▸ **THE RECORDS**:

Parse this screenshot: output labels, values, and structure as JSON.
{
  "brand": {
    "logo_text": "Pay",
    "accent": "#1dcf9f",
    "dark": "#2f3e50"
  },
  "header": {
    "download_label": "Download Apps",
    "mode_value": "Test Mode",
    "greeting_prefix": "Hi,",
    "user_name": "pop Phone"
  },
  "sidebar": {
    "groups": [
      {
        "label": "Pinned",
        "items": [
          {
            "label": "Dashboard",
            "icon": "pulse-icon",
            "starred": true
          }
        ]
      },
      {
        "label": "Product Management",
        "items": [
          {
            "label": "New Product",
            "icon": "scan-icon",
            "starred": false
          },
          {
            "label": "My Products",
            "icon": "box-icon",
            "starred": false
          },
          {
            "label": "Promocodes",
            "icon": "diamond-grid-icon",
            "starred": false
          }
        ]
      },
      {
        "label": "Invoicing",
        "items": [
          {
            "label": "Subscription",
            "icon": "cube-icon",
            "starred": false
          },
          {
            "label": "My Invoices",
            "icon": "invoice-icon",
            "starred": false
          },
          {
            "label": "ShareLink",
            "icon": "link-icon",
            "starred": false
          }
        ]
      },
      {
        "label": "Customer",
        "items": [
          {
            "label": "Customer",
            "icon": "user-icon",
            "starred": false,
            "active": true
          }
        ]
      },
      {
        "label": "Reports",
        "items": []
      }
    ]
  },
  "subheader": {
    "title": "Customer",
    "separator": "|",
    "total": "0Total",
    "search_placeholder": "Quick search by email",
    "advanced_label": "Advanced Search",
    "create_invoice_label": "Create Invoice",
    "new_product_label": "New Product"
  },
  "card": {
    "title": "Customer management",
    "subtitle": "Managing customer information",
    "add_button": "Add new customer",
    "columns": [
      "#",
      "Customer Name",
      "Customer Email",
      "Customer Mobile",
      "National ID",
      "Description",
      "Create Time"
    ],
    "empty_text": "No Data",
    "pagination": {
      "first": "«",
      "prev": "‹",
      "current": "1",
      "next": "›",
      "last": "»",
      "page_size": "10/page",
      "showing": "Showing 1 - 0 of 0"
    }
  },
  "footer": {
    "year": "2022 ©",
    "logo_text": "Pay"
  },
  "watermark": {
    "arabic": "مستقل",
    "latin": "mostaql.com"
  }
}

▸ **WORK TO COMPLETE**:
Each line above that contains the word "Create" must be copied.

▸ **TASK RESULT**:
    "create_invoice_label": "Create Invoice",
      "Create Time"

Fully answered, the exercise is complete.